The Maine court system hopes to spend $15 million to digitize its records, but a judicial task force on transparency wants to block the public from accessing most of the online records. This is absurd. The documents are public records, and the judicial system will spend public money to turn paper records into digital documents.

A task force, made up mostly of legal advocates with just one media representative and one public member, recommends keeping most state court documents shielded from public view. They would create a two-tier system: One for lawyers, their clients and so-called “judicial partners” who could access any case files and one for the public who could not view case files online. This is unacceptable and runs counter to the task force’s charge.

The Judicial Branch Transparency and Privacy Task Force was created by Maine Supreme Judicial Court Chief Justice Leigh Saufley after she lobbied lawmakers to approve the $15 million to digitize court records to ensure public access to its government.

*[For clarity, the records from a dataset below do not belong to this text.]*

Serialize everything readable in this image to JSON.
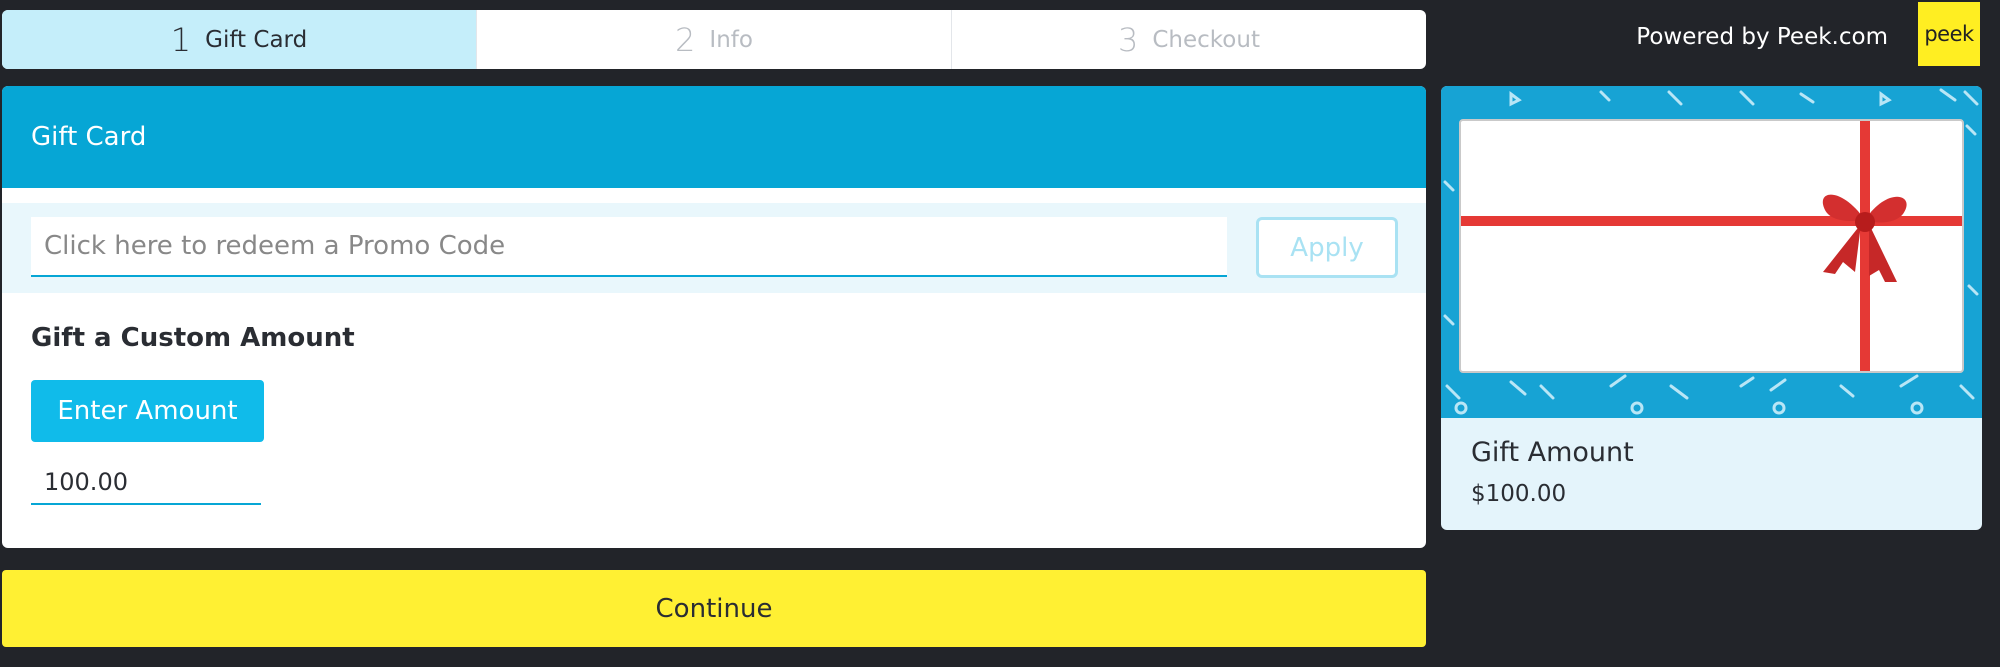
{
  "steps": [
    {
      "num": "1",
      "label": "Gift Card",
      "active": true
    },
    {
      "num": "2",
      "label": "Info",
      "active": false
    },
    {
      "num": "3",
      "label": "Checkout",
      "active": false
    }
  ],
  "branding": {
    "powered_by": "Powered by Peek.com",
    "logo_text": "peek"
  },
  "card": {
    "header": "Gift Card",
    "promo_placeholder": "Click here to redeem a Promo Code",
    "apply_label": "Apply",
    "custom_title": "Gift a Custom Amount",
    "enter_amount_label": "Enter Amount",
    "amount_value": "100.00"
  },
  "continue_label": "Continue",
  "summary": {
    "title": "Gift Amount",
    "price": "$100.00"
  },
  "colors": {
    "accent": "#06a6d5",
    "button": "#10bbea",
    "continue": "#fff033",
    "background": "#222429"
  }
}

The state budget approved earlier this year authorizes the judiciary to issue up to $15 million in bonds to digitize court records.

“I know that I don’t have to tell you, the Maine Legislature, that the public deserves electronic access to its government,” Saufley told a joint assembly of the House and Senate in February 2014. “I can go online from anywhere and find the pending bills, the sponsors and committee assignments, the status of those bills, both in the committee and on the floor, the language of proposed amendments, committee hearing dates, and all written testimony.

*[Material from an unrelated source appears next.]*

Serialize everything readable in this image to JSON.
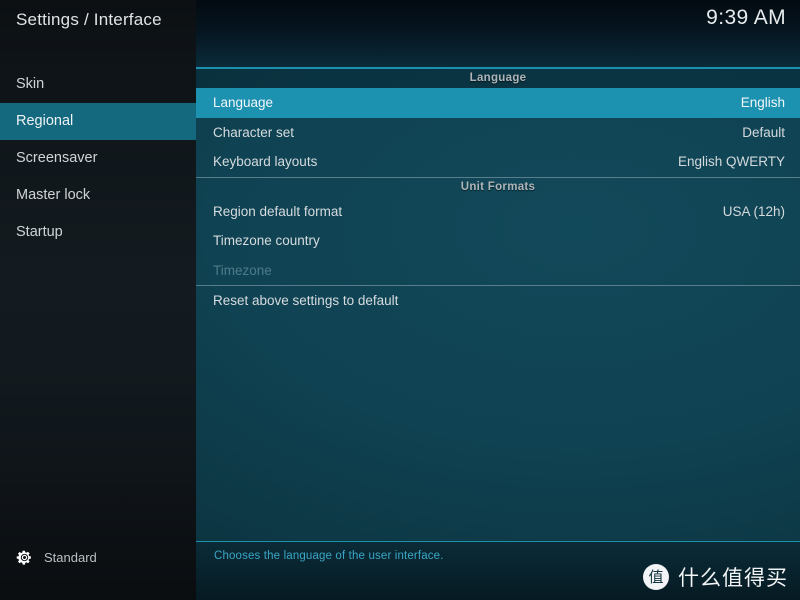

“We seek nothing less for Maine people’s access to justice,” she continued. “Case information, schedules and public documents should be easily accessible. And the system must be carefully designed to assure that certain private information, such as Social Security numbers or victims’ addresses, are well protected.”

We understand the concerns about not making personal, private information available online, but the task force strayed very far from Saufley’s vision of protecting truly private information in its recommendation that only court-generated documents, such as docket sheets and hearing schedules, be publicly available online.

With some limited exceptions, court files are currently available to members of the public — if they go to the courthouse and request to review them. The task force is right that there is a difference between going to a courthouse to request to look at a paper case file and being able to scroll through case files via a computer anywhere in the world. But federal courts and courts in other states have found ways to balance privacy concerns with putting a fuller array of court documents online.

“If a paper document is available to the public at a courthouse, it should also be available to the public if the document is online,” said Jim Campbell, president of the Maine Freedom of Information Coalition. “This is the premise under which the Legislature funded the electronic filing of court records project.”

The task force should look for ways to shield truly private information that don’t involve shutting the public out of the digitized record system it will pay for under the premise of making public records more accessible to the public.